■ RECORDS FOR THIS EXERCISE ■
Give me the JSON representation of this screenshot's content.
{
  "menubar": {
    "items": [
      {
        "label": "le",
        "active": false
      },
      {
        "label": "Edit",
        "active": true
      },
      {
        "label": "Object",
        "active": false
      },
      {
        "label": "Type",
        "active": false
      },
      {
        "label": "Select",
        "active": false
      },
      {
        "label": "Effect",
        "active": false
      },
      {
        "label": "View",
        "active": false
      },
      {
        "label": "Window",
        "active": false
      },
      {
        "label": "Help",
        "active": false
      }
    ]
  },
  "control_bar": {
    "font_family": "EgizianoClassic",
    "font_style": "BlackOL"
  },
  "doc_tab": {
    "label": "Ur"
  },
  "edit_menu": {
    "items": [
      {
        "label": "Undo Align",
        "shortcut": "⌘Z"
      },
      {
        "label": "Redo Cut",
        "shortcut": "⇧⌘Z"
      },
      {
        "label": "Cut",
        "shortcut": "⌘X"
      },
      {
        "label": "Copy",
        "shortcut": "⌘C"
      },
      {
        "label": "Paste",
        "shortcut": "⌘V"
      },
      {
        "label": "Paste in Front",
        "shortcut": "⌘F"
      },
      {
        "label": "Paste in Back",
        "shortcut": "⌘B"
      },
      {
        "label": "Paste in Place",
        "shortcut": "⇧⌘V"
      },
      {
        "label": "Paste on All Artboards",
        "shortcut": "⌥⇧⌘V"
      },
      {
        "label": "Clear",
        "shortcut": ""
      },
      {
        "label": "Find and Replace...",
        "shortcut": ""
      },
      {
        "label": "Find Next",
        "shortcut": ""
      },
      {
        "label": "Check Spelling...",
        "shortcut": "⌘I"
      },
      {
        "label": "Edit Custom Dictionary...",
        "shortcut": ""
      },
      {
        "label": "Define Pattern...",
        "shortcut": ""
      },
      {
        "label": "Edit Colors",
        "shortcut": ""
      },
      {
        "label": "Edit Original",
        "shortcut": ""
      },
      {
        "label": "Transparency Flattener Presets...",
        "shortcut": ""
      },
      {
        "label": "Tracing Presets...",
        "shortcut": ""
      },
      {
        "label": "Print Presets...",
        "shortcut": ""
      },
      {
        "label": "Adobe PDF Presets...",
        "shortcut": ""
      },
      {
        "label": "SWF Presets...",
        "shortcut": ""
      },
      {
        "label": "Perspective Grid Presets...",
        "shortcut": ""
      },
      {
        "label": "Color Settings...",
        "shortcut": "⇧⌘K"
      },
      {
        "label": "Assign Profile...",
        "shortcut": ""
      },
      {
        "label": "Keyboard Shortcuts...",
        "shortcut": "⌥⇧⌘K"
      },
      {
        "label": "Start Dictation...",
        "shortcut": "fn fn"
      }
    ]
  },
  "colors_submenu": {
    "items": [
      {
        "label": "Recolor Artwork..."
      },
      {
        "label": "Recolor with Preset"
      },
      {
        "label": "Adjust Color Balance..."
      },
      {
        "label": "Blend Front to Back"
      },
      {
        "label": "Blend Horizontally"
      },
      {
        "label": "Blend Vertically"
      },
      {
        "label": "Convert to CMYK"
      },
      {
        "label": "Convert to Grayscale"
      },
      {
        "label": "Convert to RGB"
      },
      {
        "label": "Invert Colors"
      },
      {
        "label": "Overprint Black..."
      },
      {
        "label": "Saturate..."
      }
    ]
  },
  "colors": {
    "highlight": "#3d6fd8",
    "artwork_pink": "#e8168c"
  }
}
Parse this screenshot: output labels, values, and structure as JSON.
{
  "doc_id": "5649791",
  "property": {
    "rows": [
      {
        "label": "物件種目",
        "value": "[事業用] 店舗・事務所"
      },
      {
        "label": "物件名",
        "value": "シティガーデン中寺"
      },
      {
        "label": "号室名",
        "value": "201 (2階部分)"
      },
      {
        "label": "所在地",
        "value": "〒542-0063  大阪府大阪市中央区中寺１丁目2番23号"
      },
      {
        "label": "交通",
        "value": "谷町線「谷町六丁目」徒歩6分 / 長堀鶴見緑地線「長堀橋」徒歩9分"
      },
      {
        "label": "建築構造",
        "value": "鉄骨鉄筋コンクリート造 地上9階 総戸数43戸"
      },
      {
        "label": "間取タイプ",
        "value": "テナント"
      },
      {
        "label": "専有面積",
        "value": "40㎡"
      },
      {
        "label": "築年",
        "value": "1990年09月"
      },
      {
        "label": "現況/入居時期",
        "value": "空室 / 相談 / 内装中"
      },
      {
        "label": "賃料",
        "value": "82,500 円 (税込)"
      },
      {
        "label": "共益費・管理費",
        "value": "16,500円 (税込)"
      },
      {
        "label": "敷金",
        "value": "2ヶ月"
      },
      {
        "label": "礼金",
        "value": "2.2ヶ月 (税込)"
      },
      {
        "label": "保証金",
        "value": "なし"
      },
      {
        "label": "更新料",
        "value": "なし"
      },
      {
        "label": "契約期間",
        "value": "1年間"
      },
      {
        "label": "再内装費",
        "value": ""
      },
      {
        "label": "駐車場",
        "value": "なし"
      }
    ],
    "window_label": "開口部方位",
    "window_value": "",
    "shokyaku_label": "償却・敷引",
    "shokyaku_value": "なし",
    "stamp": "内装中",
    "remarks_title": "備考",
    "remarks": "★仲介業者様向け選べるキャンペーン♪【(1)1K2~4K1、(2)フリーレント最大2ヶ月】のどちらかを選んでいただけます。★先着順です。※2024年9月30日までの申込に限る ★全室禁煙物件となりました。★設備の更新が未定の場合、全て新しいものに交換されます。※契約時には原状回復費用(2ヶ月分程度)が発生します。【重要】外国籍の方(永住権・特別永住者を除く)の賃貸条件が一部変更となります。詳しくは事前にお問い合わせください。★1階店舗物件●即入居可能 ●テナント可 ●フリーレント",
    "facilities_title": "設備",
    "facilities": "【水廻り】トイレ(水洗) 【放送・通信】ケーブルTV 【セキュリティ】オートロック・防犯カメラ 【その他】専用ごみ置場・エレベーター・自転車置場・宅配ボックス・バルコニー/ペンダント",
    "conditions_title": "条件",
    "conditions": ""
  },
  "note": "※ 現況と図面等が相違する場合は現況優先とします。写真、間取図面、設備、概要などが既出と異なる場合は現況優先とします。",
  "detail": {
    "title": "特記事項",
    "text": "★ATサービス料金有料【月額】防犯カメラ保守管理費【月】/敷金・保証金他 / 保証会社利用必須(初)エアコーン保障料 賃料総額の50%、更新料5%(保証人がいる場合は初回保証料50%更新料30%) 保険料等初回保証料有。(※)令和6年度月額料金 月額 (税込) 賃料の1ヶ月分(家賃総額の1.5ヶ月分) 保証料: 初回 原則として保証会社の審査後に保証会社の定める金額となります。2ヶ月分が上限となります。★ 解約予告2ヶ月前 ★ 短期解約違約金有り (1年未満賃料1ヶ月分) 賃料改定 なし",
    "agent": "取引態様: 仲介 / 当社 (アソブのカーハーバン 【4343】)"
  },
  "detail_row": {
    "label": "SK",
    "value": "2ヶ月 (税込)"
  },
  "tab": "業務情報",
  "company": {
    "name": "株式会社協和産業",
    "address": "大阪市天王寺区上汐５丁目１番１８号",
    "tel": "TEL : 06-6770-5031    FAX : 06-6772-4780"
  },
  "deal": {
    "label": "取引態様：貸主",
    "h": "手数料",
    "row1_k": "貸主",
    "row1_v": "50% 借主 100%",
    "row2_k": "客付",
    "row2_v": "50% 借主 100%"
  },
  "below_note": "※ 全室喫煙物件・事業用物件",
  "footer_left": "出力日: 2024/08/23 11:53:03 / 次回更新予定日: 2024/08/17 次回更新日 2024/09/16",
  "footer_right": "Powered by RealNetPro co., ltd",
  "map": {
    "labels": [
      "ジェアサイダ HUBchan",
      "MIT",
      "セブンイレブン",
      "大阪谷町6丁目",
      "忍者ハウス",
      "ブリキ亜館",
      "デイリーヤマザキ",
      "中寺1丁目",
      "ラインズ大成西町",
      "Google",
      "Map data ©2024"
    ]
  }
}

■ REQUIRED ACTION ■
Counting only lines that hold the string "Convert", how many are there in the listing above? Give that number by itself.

■ FINISHED EXERCISE ■
3